» What the task requires:
Using the records that follow, count the lines containing the word "JSON" and give that number only.

» Supplied entries:
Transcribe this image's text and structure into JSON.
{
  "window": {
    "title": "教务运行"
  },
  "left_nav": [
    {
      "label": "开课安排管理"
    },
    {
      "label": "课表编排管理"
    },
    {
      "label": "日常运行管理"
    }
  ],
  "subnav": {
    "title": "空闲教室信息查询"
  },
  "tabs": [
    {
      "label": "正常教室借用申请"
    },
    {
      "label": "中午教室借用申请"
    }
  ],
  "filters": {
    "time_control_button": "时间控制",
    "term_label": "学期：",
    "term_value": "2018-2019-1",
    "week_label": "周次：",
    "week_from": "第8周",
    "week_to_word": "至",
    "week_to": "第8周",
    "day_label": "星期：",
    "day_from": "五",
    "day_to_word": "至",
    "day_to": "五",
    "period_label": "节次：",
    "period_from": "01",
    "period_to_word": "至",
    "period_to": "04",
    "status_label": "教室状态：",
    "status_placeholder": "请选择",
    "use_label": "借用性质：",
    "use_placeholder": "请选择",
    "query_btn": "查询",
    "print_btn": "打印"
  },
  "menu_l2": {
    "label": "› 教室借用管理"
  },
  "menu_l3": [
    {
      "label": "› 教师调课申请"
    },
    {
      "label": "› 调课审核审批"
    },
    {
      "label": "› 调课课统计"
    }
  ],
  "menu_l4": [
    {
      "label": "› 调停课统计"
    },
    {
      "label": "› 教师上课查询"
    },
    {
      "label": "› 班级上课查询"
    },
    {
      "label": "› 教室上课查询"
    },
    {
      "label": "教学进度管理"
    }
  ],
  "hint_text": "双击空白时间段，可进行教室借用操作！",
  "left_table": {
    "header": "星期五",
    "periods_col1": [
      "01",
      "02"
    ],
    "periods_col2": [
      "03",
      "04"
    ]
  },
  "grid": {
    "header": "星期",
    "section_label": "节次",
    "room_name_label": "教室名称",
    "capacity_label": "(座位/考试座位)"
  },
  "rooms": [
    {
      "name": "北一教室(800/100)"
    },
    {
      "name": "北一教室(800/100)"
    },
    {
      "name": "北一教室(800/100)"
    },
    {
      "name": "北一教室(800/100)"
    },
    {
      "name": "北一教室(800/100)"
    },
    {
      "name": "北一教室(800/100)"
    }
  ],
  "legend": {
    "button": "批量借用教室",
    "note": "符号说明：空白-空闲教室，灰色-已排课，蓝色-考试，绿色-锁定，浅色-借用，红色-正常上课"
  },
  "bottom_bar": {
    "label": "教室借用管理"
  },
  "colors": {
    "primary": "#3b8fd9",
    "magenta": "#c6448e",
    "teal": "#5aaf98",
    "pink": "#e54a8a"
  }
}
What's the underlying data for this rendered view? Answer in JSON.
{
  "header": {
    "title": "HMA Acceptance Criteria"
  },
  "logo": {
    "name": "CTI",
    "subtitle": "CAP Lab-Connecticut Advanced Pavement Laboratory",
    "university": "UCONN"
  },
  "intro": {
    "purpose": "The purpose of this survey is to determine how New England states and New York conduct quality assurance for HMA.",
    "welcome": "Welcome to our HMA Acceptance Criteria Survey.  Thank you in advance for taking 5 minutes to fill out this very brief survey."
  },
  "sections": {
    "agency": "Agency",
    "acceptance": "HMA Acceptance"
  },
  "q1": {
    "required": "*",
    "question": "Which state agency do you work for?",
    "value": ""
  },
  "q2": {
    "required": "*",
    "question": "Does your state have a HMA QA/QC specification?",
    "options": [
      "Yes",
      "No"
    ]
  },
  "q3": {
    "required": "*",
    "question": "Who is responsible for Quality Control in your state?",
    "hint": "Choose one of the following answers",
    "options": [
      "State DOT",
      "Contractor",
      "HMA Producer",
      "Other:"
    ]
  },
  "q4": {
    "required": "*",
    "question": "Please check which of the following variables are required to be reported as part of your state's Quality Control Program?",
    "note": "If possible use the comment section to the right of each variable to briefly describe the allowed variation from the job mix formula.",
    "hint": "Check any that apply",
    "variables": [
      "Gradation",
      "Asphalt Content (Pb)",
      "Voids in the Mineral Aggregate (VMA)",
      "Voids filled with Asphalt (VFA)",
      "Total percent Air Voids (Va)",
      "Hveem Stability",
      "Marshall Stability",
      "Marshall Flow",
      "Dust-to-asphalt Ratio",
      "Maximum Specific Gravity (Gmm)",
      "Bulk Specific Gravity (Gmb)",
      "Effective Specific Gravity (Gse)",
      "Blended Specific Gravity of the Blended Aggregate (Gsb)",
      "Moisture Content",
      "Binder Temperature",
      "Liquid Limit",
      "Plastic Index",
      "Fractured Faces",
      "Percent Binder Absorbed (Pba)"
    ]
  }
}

» Reply to the task:
2